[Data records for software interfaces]

┄┄┄┄┄┄┄┄┄┄┄┄┄┄┄┄┄┄┄┄

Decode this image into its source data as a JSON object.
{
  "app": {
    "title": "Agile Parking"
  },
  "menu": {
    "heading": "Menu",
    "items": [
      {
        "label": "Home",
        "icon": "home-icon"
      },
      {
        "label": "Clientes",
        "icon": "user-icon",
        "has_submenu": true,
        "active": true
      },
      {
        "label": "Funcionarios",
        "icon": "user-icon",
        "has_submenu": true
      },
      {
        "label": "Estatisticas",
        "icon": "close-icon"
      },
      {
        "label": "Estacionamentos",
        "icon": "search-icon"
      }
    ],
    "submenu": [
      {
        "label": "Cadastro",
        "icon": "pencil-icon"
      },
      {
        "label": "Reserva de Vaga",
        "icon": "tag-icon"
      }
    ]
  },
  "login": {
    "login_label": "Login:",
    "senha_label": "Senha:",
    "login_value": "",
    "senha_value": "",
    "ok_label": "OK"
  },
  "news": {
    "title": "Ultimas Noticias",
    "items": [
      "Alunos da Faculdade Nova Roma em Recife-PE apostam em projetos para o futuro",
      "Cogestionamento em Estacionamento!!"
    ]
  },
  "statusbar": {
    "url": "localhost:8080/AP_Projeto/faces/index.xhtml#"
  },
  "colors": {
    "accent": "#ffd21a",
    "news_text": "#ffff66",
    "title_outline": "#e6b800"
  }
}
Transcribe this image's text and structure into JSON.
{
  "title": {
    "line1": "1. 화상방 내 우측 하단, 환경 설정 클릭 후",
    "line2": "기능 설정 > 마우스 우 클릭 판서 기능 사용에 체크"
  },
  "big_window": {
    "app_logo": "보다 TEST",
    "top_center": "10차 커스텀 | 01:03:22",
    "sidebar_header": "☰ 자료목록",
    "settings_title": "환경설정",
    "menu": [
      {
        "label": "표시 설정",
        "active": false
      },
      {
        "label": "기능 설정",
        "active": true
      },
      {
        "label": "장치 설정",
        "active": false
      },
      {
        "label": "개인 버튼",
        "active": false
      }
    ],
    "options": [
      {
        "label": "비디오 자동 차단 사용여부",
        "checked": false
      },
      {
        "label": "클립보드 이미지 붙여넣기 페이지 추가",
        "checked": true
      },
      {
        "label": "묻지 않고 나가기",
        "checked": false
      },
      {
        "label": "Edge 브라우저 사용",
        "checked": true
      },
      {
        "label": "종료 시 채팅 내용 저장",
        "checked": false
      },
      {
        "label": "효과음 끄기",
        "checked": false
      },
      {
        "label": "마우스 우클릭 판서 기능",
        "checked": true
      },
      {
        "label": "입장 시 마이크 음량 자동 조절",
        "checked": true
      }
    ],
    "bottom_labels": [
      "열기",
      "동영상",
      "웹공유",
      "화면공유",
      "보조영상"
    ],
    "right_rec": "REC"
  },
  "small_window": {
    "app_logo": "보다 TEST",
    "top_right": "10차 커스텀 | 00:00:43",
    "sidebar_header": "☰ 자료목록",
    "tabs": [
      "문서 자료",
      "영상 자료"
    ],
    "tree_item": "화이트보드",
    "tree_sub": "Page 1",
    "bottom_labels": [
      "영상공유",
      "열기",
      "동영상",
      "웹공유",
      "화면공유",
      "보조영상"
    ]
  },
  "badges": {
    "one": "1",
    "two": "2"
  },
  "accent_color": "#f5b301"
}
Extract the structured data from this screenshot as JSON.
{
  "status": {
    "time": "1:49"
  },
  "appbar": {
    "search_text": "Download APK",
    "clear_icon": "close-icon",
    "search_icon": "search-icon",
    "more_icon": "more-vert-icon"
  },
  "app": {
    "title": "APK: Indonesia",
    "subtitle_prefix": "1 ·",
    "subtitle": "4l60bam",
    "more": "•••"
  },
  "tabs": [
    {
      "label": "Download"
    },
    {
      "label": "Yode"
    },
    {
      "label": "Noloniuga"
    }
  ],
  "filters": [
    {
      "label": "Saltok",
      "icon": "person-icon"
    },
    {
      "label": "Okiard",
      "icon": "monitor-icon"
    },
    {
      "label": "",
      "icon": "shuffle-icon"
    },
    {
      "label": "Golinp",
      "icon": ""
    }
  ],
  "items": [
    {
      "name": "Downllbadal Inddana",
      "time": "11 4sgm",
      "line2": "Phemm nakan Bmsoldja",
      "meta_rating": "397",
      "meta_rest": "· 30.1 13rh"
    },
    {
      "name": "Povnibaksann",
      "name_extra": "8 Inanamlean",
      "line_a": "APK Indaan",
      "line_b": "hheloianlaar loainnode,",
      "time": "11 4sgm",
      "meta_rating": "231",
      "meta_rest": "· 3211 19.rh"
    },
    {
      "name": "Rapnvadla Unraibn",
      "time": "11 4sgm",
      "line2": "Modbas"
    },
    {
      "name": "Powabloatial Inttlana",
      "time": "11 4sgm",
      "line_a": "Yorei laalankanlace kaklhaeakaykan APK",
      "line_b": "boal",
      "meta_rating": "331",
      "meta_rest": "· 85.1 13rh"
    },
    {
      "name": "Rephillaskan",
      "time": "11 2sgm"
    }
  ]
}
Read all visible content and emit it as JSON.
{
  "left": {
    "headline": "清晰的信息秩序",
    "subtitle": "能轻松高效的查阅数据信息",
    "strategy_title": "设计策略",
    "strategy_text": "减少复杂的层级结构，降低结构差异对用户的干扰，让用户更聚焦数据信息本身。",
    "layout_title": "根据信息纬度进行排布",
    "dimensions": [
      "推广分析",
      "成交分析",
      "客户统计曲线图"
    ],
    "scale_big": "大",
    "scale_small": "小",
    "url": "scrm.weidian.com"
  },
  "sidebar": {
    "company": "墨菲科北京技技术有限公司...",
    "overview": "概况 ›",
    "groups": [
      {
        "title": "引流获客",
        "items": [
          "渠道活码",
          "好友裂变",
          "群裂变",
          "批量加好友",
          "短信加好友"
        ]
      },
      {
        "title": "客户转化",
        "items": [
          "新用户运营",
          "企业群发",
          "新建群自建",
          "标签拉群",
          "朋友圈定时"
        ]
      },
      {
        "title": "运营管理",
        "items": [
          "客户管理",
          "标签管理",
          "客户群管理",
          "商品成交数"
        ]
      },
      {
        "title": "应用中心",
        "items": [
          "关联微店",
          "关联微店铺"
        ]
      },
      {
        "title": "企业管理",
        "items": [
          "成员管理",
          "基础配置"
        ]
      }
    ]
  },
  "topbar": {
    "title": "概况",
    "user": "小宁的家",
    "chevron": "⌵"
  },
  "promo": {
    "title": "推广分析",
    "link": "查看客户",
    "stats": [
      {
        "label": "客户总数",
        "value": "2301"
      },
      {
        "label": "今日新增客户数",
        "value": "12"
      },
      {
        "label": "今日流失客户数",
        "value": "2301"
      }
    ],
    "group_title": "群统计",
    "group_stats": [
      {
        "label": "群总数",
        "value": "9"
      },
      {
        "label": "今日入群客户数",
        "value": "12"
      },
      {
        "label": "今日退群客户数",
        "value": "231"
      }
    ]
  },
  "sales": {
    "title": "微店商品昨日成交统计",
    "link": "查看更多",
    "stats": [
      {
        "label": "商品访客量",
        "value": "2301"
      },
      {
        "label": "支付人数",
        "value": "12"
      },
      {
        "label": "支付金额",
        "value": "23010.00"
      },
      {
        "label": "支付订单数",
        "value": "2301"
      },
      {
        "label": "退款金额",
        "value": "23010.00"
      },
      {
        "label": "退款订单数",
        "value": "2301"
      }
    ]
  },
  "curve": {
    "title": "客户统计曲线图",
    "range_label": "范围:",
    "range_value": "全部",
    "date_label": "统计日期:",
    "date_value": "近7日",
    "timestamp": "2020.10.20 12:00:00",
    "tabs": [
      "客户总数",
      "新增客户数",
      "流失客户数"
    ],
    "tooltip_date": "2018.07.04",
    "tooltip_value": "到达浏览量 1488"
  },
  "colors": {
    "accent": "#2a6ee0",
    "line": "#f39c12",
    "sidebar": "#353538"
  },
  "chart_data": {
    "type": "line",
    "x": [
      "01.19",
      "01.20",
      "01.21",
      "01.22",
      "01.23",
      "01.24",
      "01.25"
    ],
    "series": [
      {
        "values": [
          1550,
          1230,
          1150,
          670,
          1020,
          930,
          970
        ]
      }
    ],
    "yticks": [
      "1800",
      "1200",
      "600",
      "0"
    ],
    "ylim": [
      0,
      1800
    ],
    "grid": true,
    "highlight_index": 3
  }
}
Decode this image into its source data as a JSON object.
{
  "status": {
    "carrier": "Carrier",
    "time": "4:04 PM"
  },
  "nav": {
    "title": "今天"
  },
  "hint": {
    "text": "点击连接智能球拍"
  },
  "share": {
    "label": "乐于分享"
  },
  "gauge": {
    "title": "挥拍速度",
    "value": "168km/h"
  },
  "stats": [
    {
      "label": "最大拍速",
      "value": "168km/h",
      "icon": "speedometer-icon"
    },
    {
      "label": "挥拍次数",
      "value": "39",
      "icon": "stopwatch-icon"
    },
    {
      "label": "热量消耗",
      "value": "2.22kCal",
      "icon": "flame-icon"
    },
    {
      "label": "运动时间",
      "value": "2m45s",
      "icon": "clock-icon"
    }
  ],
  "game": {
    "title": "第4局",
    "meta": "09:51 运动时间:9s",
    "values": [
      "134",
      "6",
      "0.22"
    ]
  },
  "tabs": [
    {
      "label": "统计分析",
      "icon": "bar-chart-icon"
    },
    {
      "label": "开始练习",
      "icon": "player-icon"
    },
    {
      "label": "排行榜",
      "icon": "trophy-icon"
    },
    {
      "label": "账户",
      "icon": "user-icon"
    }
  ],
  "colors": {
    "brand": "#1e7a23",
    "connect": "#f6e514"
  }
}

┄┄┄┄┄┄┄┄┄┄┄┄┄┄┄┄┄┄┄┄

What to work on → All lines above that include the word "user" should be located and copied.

Response to this task →
        "icon": "user-icon",
        "icon": "user-icon",
    "user": "小宁的家",
      "icon": "user-icon"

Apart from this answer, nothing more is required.